Could every entry be set down once more, exactly as given?

━━━━━ Data for this exercise

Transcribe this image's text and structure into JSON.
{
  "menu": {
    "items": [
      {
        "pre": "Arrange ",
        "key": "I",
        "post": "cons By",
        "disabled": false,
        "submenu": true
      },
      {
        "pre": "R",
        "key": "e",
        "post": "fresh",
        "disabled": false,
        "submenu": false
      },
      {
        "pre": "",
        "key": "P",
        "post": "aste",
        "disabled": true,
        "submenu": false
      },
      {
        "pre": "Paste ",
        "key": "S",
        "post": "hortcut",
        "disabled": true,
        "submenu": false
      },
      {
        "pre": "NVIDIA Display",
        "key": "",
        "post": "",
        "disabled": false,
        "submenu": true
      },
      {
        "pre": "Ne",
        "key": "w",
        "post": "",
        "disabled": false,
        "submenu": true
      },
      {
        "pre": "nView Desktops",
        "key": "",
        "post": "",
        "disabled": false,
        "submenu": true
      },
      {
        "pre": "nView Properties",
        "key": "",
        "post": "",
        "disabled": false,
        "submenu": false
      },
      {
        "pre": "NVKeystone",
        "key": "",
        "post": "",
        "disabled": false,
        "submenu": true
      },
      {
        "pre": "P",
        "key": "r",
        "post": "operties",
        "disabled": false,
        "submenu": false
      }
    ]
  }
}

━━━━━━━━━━

▸ **Exercise result**
Transcribe this image's text and structure into JSON.
{
  "menu": {
    "items": [
      {
        "pre": "Arrange ",
        "key": "I",
        "post": "cons By",
        "disabled": false,
        "submenu": true
      },
      {
        "pre": "R",
        "key": "e",
        "post": "fresh",
        "disabled": false,
        "submenu": false
      },
      {
        "pre": "",
        "key": "P",
        "post": "aste",
        "disabled": true,
        "submenu": false
      },
      {
        "pre": "Paste ",
        "key": "S",
        "post": "hortcut",
        "disabled": true,
        "submenu": false
      },
      {
        "pre": "NVIDIA Display",
        "key": "",
        "post": "",
        "disabled": false,
        "submenu": true
      },
      {
        "pre": "Ne",
        "key": "w",
        "post": "",
        "disabled": false,
        "submenu": true
      },
      {
        "pre": "nView Desktops",
        "key": "",
        "post": "",
        "disabled": false,
        "submenu": true
      },
      {
        "pre": "nView Properties",
        "key": "",
        "post": "",
        "disabled": false,
        "submenu": false
      },
      {
        "pre": "NVKeystone",
        "key": "",
        "post": "",
        "disabled": false,
        "submenu": true
      },
      {
        "pre": "P",
        "key": "r",
        "post": "operties",
        "disabled": false,
        "submenu": false
      }
    ]
  }
}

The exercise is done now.